** EXTRACTED INFORMATION follows **
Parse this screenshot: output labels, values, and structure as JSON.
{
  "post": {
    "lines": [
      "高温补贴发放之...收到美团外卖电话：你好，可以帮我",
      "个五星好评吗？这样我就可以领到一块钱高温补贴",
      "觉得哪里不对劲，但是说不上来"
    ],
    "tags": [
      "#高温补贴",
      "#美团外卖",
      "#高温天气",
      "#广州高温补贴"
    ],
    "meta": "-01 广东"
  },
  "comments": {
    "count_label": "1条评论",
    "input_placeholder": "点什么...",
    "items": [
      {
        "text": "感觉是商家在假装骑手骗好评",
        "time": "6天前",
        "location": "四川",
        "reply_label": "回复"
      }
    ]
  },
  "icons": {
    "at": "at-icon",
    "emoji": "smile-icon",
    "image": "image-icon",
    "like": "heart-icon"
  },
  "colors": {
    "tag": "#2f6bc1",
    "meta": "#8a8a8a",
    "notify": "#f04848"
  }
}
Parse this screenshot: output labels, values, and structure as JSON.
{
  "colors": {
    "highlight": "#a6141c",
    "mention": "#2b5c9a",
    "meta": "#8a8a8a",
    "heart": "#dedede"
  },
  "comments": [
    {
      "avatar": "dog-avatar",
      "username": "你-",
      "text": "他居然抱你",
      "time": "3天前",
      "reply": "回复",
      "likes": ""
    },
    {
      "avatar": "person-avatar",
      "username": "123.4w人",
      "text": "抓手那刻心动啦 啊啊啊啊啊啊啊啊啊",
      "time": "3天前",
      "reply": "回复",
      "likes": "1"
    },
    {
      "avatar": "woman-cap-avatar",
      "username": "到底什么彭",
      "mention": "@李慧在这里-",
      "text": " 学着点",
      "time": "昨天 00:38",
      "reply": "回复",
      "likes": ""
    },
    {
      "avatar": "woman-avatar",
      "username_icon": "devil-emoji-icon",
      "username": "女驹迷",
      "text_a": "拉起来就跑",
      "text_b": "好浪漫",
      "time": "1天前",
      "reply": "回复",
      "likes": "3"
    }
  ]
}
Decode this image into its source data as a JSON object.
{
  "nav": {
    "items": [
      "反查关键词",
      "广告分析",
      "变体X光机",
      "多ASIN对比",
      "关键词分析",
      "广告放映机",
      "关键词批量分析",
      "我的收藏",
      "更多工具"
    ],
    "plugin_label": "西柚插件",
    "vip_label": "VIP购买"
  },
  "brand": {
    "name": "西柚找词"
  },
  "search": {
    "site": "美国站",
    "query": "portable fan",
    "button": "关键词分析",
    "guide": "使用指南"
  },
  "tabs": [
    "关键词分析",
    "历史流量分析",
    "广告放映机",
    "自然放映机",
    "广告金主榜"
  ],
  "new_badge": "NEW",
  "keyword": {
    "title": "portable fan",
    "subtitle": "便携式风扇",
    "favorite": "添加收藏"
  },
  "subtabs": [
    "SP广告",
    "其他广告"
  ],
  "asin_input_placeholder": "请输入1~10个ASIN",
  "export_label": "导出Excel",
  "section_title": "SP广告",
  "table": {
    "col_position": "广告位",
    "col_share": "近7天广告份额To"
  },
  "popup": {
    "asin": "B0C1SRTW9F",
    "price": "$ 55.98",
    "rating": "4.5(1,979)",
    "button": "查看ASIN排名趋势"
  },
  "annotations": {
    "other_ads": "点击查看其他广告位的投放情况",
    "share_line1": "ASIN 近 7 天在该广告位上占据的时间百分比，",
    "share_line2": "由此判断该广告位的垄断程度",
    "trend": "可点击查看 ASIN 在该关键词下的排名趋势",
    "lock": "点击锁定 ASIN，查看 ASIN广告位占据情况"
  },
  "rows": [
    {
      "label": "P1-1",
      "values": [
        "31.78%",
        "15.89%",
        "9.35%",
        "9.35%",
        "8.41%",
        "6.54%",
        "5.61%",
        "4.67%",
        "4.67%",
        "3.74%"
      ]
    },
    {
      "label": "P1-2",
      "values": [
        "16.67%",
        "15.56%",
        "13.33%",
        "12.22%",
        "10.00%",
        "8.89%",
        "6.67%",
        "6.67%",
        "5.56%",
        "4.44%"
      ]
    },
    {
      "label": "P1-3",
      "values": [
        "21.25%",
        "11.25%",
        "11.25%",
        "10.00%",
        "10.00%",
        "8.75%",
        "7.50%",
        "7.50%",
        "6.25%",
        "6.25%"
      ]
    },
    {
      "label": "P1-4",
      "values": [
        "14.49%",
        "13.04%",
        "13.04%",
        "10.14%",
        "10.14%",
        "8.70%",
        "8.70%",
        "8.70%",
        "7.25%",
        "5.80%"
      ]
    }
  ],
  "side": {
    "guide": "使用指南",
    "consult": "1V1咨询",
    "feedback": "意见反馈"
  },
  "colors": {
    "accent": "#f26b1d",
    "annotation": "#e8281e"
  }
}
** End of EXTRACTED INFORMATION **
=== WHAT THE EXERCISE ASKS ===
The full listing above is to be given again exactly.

=== WRITTEN RESPONSE ===
Parse this screenshot: output labels, values, and structure as JSON.
{
  "post": {
    "lines": [
      "高温补贴发放之...收到美团外卖电话：你好，可以帮我",
      "个五星好评吗？这样我就可以领到一块钱高温补贴",
      "觉得哪里不对劲，但是说不上来"
    ],
    "tags": [
      "#高温补贴",
      "#美团外卖",
      "#高温天气",
      "#广州高温补贴"
    ],
    "meta": "-01 广东"
  },
  "comments": {
    "count_label": "1条评论",
    "input_placeholder": "点什么...",
    "items": [
      {
        "text": "感觉是商家在假装骑手骗好评",
        "time": "6天前",
        "location": "四川",
        "reply_label": "回复"
      }
    ]
  },
  "icons": {
    "at": "at-icon",
    "emoji": "smile-icon",
    "image": "image-icon",
    "like": "heart-icon"
  },
  "colors": {
    "tag": "#2f6bc1",
    "meta": "#8a8a8a",
    "notify": "#f04848"
  }
}
Parse this screenshot: output labels, values, and structure as JSON.
{
  "colors": {
    "highlight": "#a6141c",
    "mention": "#2b5c9a",
    "meta": "#8a8a8a",
    "heart": "#dedede"
  },
  "comments": [
    {
      "avatar": "dog-avatar",
      "username": "你-",
      "text": "他居然抱你",
      "time": "3天前",
      "reply": "回复",
      "likes": ""
    },
    {
      "avatar": "person-avatar",
      "username": "123.4w人",
      "text": "抓手那刻心动啦 啊啊啊啊啊啊啊啊啊",
      "time": "3天前",
      "reply": "回复",
      "likes": "1"
    },
    {
      "avatar": "woman-cap-avatar",
      "username": "到底什么彭",
      "mention": "@李慧在这里-",
      "text": " 学着点",
      "time": "昨天 00:38",
      "reply": "回复",
      "likes": ""
    },
    {
      "avatar": "woman-avatar",
      "username_icon": "devil-emoji-icon",
      "username": "女驹迷",
      "text_a": "拉起来就跑",
      "text_b": "好浪漫",
      "time": "1天前",
      "reply": "回复",
      "likes": "3"
    }
  ]
}
Decode this image into its source data as a JSON object.
{
  "nav": {
    "items": [
      "反查关键词",
      "广告分析",
      "变体X光机",
      "多ASIN对比",
      "关键词分析",
      "广告放映机",
      "关键词批量分析",
      "我的收藏",
      "更多工具"
    ],
    "plugin_label": "西柚插件",
    "vip_label": "VIP购买"
  },
  "brand": {
    "name": "西柚找词"
  },
  "search": {
    "site": "美国站",
    "query": "portable fan",
    "button": "关键词分析",
    "guide": "使用指南"
  },
  "tabs": [
    "关键词分析",
    "历史流量分析",
    "广告放映机",
    "自然放映机",
    "广告金主榜"
  ],
  "new_badge": "NEW",
  "keyword": {
    "title": "portable fan",
    "subtitle": "便携式风扇",
    "favorite": "添加收藏"
  },
  "subtabs": [
    "SP广告",
    "其他广告"
  ],
  "asin_input_placeholder": "请输入1~10个ASIN",
  "export_label": "导出Excel",
  "section_title": "SP广告",
  "table": {
    "col_position": "广告位",
    "col_share": "近7天广告份额To"
  },
  "popup": {
    "asin": "B0C1SRTW9F",
    "price": "$ 55.98",
    "rating": "4.5(1,979)",
    "button": "查看ASIN排名趋势"
  },
  "annotations": {
    "other_ads": "点击查看其他广告位的投放情况",
    "share_line1": "ASIN 近 7 天在该广告位上占据的时间百分比，",
    "share_line2": "由此判断该广告位的垄断程度",
    "trend": "可点击查看 ASIN 在该关键词下的排名趋势",
    "lock": "点击锁定 ASIN，查看 ASIN广告位占据情况"
  },
  "rows": [
    {
      "label": "P1-1",
      "values": [
        "31.78%",
        "15.89%",
        "9.35%",
        "9.35%",
        "8.41%",
        "6.54%",
        "5.61%",
        "4.67%",
        "4.67%",
        "3.74%"
      ]
    },
    {
      "label": "P1-2",
      "values": [
        "16.67%",
        "15.56%",
        "13.33%",
        "12.22%",
        "10.00%",
        "8.89%",
        "6.67%",
        "6.67%",
        "5.56%",
        "4.44%"
      ]
    },
    {
      "label": "P1-3",
      "values": [
        "21.25%",
        "11.25%",
        "11.25%",
        "10.00%",
        "10.00%",
        "8.75%",
        "7.50%",
        "7.50%",
        "6.25%",
        "6.25%"
      ]
    },
    {
      "label": "P1-4",
      "values": [
        "14.49%",
        "13.04%",
        "13.04%",
        "10.14%",
        "10.14%",
        "8.70%",
        "8.70%",
        "8.70%",
        "7.25%",
        "5.80%"
      ]
    }
  ],
  "side": {
    "guide": "使用指南",
    "consult": "1V1咨询",
    "feedback": "意见反馈"
  },
  "colors": {
    "accent": "#f26b1d",
    "annotation": "#e8281e"
  }
}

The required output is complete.